Members of the Ringgold City Council and Millwood, the city’s mayor, were asked about the oversight of the speed camera program and their opinion on requests to recover allegations that violate state law. Council members Kelly Bomar, Sara Clark, Earl Henderson and Jake Haynes did not respond to the email.

Councilwoman Rhonda Swaney did not answer the question but did respond in an email.

“My only comment would be to reiterate that the number of speeding tickets issued has decreased dramatically since the cameras were installed,” she said. That is the outcome the council had hoped for, she said.

“Do I think they are a permanent solution?” she said. “Not necessarily. Our council will continue to explore all options to address the concerns of our constituents.”

State Senator Colton Moore, R-Trenton, said while he hadn’t heard from any constituents about the cameras, he didn’t like them.

“It’s absolutely ridiculous that these kinds of cameras exist,” Moore said in a phone interview last week.

Automated speed cameras are often used for “revenue generation,” he said, adding that there is a problem when a private company runs the program. The incentive of a private company is to make money, not just public safety, he said.

But Mark Hutchinson, founder and chief operating officer of Blue Line Solutions, said in a phone call earlier this month that the company’s focus is on safety, not writing as many tickets as possible.


– For the first violation under Ringgold’s school zone speed camera program, motorists will be fined $100 for speeding 11 mph above the 25 mph speed limit. Each additional subpoena costs $125, with $25 from each ticket going to the processing company and the rest going to the City of Ringgold.

— Subpoenas are considered civil violations. Points are not credited to an offender’s driver’s license, nor are they reported to the driver’s insurance company.

— Failure to pay speeding fines prevents a vehicle owner from renewing the vehicle’s registration and prohibits vehicle title transfer in Georgia.

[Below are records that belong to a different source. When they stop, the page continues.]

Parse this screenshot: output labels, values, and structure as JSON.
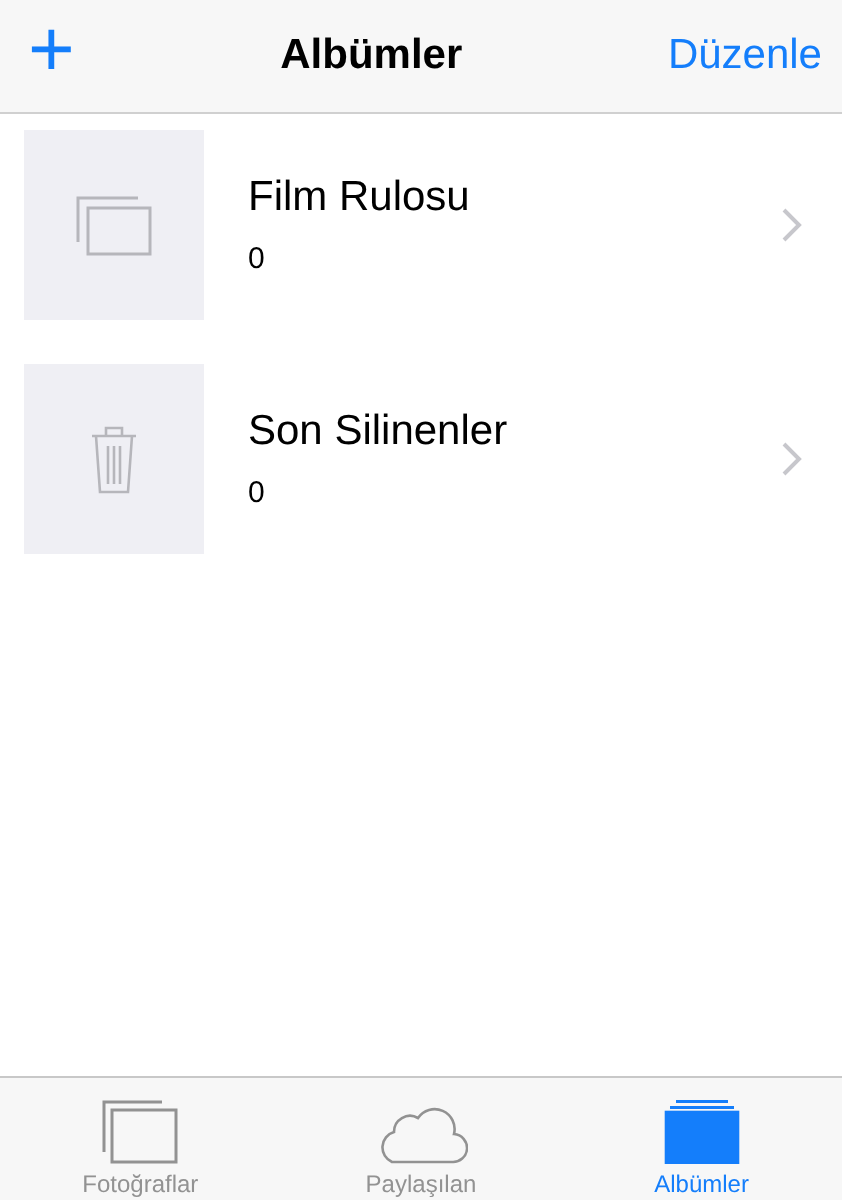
{
  "nav": {
    "add": "+",
    "title": "Albümler",
    "edit": "Düzenle"
  },
  "albums": [
    {
      "kind": "photos",
      "name": "Film Rulosu",
      "count": "0"
    },
    {
      "kind": "trash",
      "name": "Son Silinenler",
      "count": "0"
    }
  ],
  "tabs": [
    {
      "kind": "photos",
      "label": "Fotoğraflar",
      "selected": false
    },
    {
      "kind": "cloud",
      "label": "Paylaşılan",
      "selected": false
    },
    {
      "kind": "albums",
      "label": "Albümler",
      "selected": true
    }
  ]
}
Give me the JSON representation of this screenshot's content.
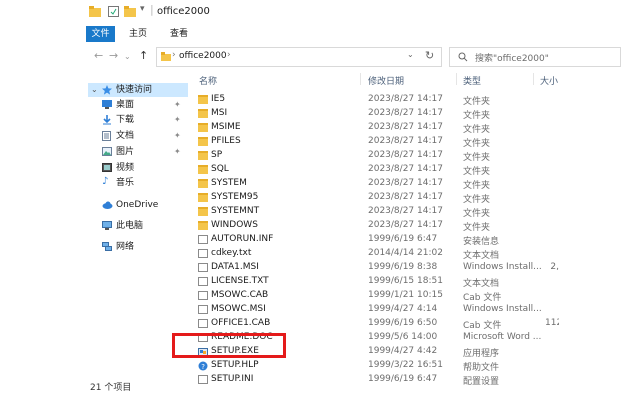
{
  "window": {
    "title": "office2000"
  },
  "ribbon": {
    "tabs": [
      "文件",
      "主页",
      "查看"
    ]
  },
  "address": {
    "path": "office2000",
    "search_placeholder": "搜索\"office2000\""
  },
  "nav": {
    "quick_access": "快速访问",
    "items": [
      {
        "label": "桌面",
        "icon": "desktop-icon",
        "pinned": true
      },
      {
        "label": "下载",
        "icon": "download-icon",
        "pinned": true
      },
      {
        "label": "文档",
        "icon": "documents-icon",
        "pinned": true
      },
      {
        "label": "图片",
        "icon": "pictures-icon",
        "pinned": true
      },
      {
        "label": "视频",
        "icon": "videos-icon",
        "pinned": false
      },
      {
        "label": "音乐",
        "icon": "music-icon",
        "pinned": false
      }
    ],
    "onedrive": "OneDrive",
    "this_pc": "此电脑",
    "network": "网络"
  },
  "columns": {
    "name": "名称",
    "modified": "修改日期",
    "type": "类型",
    "size": "大小"
  },
  "files": [
    {
      "name": "IE5",
      "date": "2023/8/27 14:17",
      "type": "文件夹",
      "size": "",
      "kind": "folder"
    },
    {
      "name": "MSI",
      "date": "2023/8/27 14:17",
      "type": "文件夹",
      "size": "",
      "kind": "folder"
    },
    {
      "name": "MSIME",
      "date": "2023/8/27 14:17",
      "type": "文件夹",
      "size": "",
      "kind": "folder"
    },
    {
      "name": "PFILES",
      "date": "2023/8/27 14:17",
      "type": "文件夹",
      "size": "",
      "kind": "folder"
    },
    {
      "name": "SP",
      "date": "2023/8/27 14:17",
      "type": "文件夹",
      "size": "",
      "kind": "folder"
    },
    {
      "name": "SQL",
      "date": "2023/8/27 14:17",
      "type": "文件夹",
      "size": "",
      "kind": "folder"
    },
    {
      "name": "SYSTEM",
      "date": "2023/8/27 14:17",
      "type": "文件夹",
      "size": "",
      "kind": "folder"
    },
    {
      "name": "SYSTEM95",
      "date": "2023/8/27 14:17",
      "type": "文件夹",
      "size": "",
      "kind": "folder"
    },
    {
      "name": "SYSTEMNT",
      "date": "2023/8/27 14:17",
      "type": "文件夹",
      "size": "",
      "kind": "folder"
    },
    {
      "name": "WINDOWS",
      "date": "2023/8/27 14:17",
      "type": "文件夹",
      "size": "",
      "kind": "folder"
    },
    {
      "name": "AUTORUN.INF",
      "date": "1999/6/19 6:47",
      "type": "安装信息",
      "size": "",
      "kind": "file"
    },
    {
      "name": "cdkey.txt",
      "date": "2014/4/14 21:02",
      "type": "文本文档",
      "size": "",
      "kind": "file"
    },
    {
      "name": "DATA1.MSI",
      "date": "1999/6/19 8:38",
      "type": "Windows Install...",
      "size": "2,",
      "kind": "file"
    },
    {
      "name": "LICENSE.TXT",
      "date": "1999/6/15 18:51",
      "type": "文本文档",
      "size": "",
      "kind": "file"
    },
    {
      "name": "MSOWC.CAB",
      "date": "1999/1/21 10:15",
      "type": "Cab 文件",
      "size": "",
      "kind": "file"
    },
    {
      "name": "MSOWC.MSI",
      "date": "1999/4/27 4:14",
      "type": "Windows Install...",
      "size": "",
      "kind": "file"
    },
    {
      "name": "OFFICE1.CAB",
      "date": "1999/6/19 6:50",
      "type": "Cab 文件",
      "size": "112,",
      "kind": "file"
    },
    {
      "name": "README.DOC",
      "date": "1999/5/6 14:00",
      "type": "Microsoft Word ...",
      "size": "",
      "kind": "file"
    },
    {
      "name": "SETUP.EXE",
      "date": "1999/4/27 4:42",
      "type": "应用程序",
      "size": "",
      "kind": "exe"
    },
    {
      "name": "SETUP.HLP",
      "date": "1999/3/22 16:51",
      "type": "帮助文件",
      "size": "",
      "kind": "help"
    },
    {
      "name": "SETUP.INI",
      "date": "1999/6/19 6:47",
      "type": "配置设置",
      "size": "",
      "kind": "file"
    }
  ],
  "status": {
    "count": "21 个项目"
  },
  "colors": {
    "accent": "#1979ca",
    "highlight": "#e41a1a",
    "selected_nav": "#cce8ff",
    "folder": "#f4c54a"
  }
}
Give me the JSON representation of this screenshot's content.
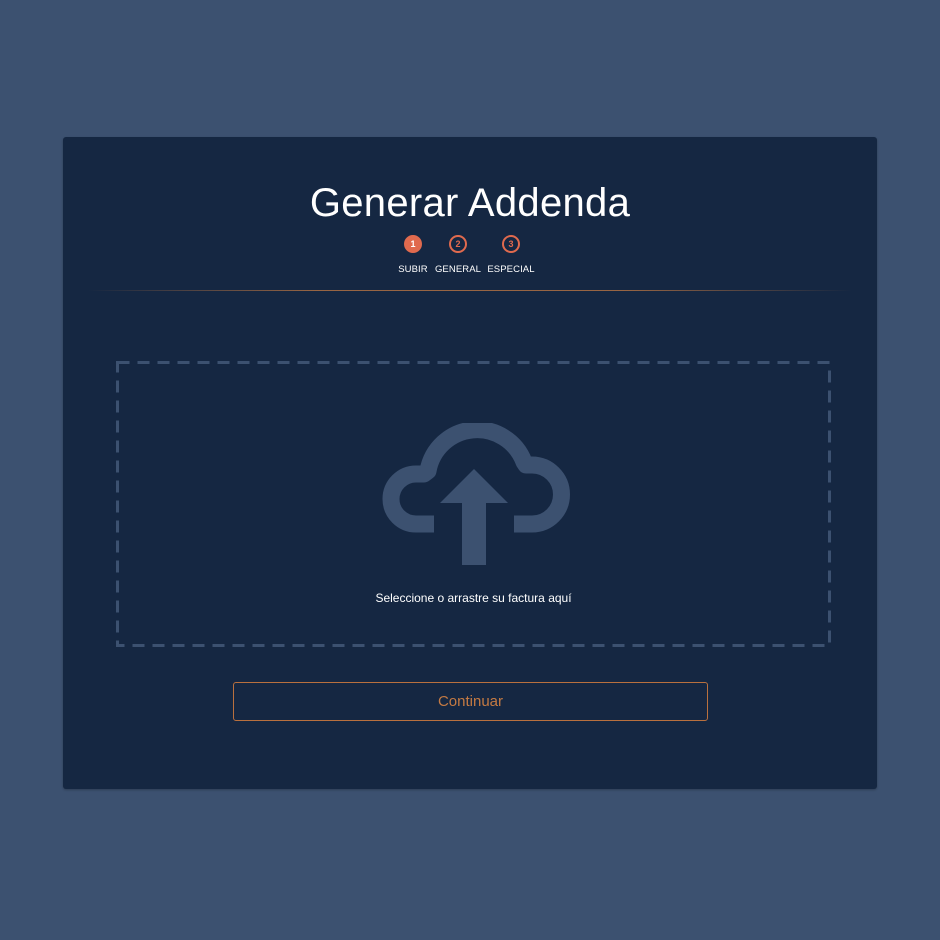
{
  "header": {
    "title": "Generar Addenda"
  },
  "steps": [
    {
      "number": "1",
      "label": "SUBIR",
      "active": true
    },
    {
      "number": "2",
      "label": "GENERAL",
      "active": false
    },
    {
      "number": "3",
      "label": "ESPECIAL",
      "active": false
    }
  ],
  "dropzone": {
    "text": "Seleccione o arrastre su factura aquí",
    "icon": "cloud-upload-icon"
  },
  "actions": {
    "continue_label": "Continuar"
  },
  "colors": {
    "background": "#3c5170",
    "card": "#152742",
    "accent": "#e06a4e",
    "button_border": "#b9703e",
    "icon": "#3c5170"
  }
}
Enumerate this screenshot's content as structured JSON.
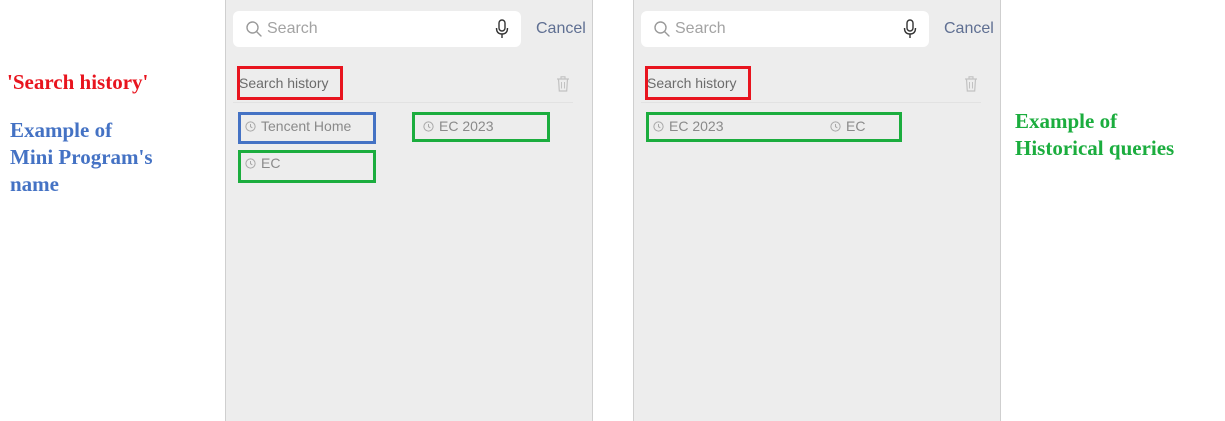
{
  "annotations": {
    "search_history": "'Search history'",
    "mini_program": [
      "Example of",
      "Mini Program's",
      "name"
    ],
    "historical_queries": [
      "Example of",
      "Historical queries"
    ]
  },
  "panels": [
    {
      "search_placeholder": "Search",
      "cancel_label": "Cancel",
      "history_title": "Search history",
      "items": [
        "Tencent Home",
        "EC 2023",
        "EC"
      ]
    },
    {
      "search_placeholder": "Search",
      "cancel_label": "Cancel",
      "history_title": "Search history",
      "items": [
        "EC 2023",
        "EC"
      ]
    }
  ],
  "colors": {
    "highlight_title": "#e8141e",
    "highlight_mini_program": "#4472c4",
    "highlight_query": "#1bad3e"
  },
  "icons": [
    "search-icon",
    "microphone-icon",
    "trash-icon",
    "clock-icon"
  ]
}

Source: Blue Line Solutions, State of Georgia, Ringgold Police Department

Contact Andrew Wilkins at awilkins@timesfreepress.com or 423-757-6659.